A day before the opening performance (May 7) of Hairspray
(directed by Bill Millerd)
I asked my daughter if Rebecca was still game to go to Hairspray.
Rebecca had a terrible cough and cold so I knew what the excuse for the negative reply was going to be. I was surprised as I was told that Rebecca was still willing.
I went to pick her up determined to keep my mouth shut and not to mention anything related to food and the gaining of body mass. She came into the car and she said, “What do you think if I told that I want to visit you this coming Saturday?” My answer (I sort of hid my delight) was,” Well you have picked a good day as they are going to have the British car show at VanDusen which you like so much."
We went to Hairspray

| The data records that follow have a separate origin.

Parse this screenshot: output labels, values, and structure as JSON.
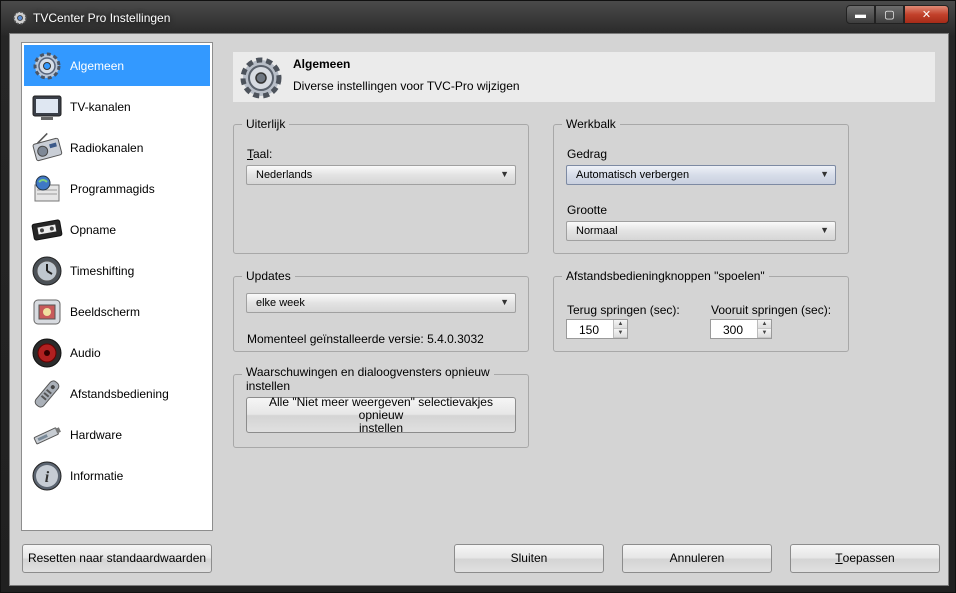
{
  "window": {
    "title": "TVCenter Pro Instellingen",
    "controls": {
      "minimize": "▬",
      "maximize": "▢",
      "close": "✕"
    }
  },
  "nav": {
    "items": [
      {
        "label": "Algemeen",
        "icon": "gear-icon",
        "selected": true
      },
      {
        "label": "TV-kanalen",
        "icon": "tv-icon"
      },
      {
        "label": "Radiokanalen",
        "icon": "radio-icon"
      },
      {
        "label": "Programmagids",
        "icon": "guide-icon"
      },
      {
        "label": "Opname",
        "icon": "tape-icon"
      },
      {
        "label": "Timeshifting",
        "icon": "clock-icon"
      },
      {
        "label": "Beeldscherm",
        "icon": "display-icon"
      },
      {
        "label": "Audio",
        "icon": "speaker-icon"
      },
      {
        "label": "Afstandsbediening",
        "icon": "remote-icon"
      },
      {
        "label": "Hardware",
        "icon": "hardware-icon"
      },
      {
        "label": "Informatie",
        "icon": "info-icon"
      }
    ]
  },
  "header": {
    "title": "Algemeen",
    "subtitle": "Diverse instellingen voor TVC-Pro wijzigen"
  },
  "uiterlijk": {
    "legend": "Uiterlijk",
    "taal_label_prefix": "T",
    "taal_label_rest": "aal:",
    "taal_value": "Nederlands"
  },
  "werkbalk": {
    "legend": "Werkbalk",
    "gedrag_label": "Gedrag",
    "gedrag_value": "Automatisch verbergen",
    "grootte_label": "Grootte",
    "grootte_value": "Normaal"
  },
  "updates": {
    "legend": "Updates",
    "frequency_value": "elke week",
    "version_text": "Momenteel geïnstalleerde versie: 5.4.0.3032"
  },
  "afstand": {
    "legend": "Afstandsbedieningknoppen \"spoelen\"",
    "terug_label": "Terug springen (sec):",
    "terug_value": "150",
    "vooruit_label": "Vooruit springen (sec):",
    "vooruit_value": "300"
  },
  "waarschuwingen": {
    "legend_line1": "Waarschuwingen en dialoogvensters opnieuw",
    "legend_line2": "instellen",
    "button_line1": "Alle \"Niet meer weergeven\" selectievakjes opnieuw",
    "button_line2": "instellen"
  },
  "footer": {
    "reset_label": "Resetten naar standaardwaarden",
    "close_label": "Sluiten",
    "cancel_label": "Annuleren",
    "apply_prefix": "T",
    "apply_rest": "oepassen"
  },
  "colors": {
    "selection": "#3399ff",
    "client_bg": "#d4d4d4",
    "header_bg": "#ebebeb"
  }
}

. We sat down and a man next to Rebecca asked her, “Are you going to cough through this show? If that is the case fell free. I have a North Van cold but no cough yet. You can pass it on to me in solidarity.” Rebecca did cough a bit but it could not be heard with all the powerful singing on stage.
At this point I want to reiterate that this Buenos Aires born man likes his salty food salty and his sweet food sweet. I don’t like the sweet anywhere near the salty and for many years I could not abide with the concept of sweet and sour. What this translates to is that when people talk on stage I expect them to talk and not sing. When I go to opera I cannot stand the ones where singers talk. It has to be separate! And the less I say about Canadian hockey and that awful Hammond organ the better.
Well not really as thanks to the many excellent musical plays that I have attended at the Arts Club Theatre I am beginning to warm up to the concept of actors suddenly singing.
Hairspray was enjoyed by Rebecca and she kept asking me if I was having fun. I was. Her favourite moment, and mine, too was Motormouth Maybelle (played and sung by Alana Hibbert) powerful belting song in the second act. The whole cast was competent in every way but those of Afro/American heritage where especially so.
During the intermission I told my friend and lawyer Christopher Dafoe of my faux pas with Rebecca. I mentione her reaction. Dafoe (to my chagrin!) said, “Good for her!” We also discussed the imbroglio of the libel suit that our mutual friend, the Vancouver Sun's David Baines
had recently lost.
I took Rebecca home happy that thanks to Hairspray
we were friends again and I will no longer complain when actors after some silly pause suddenly begin to sing. After all, if they do so, it must be another excellent musical at my Arts Club Theatre.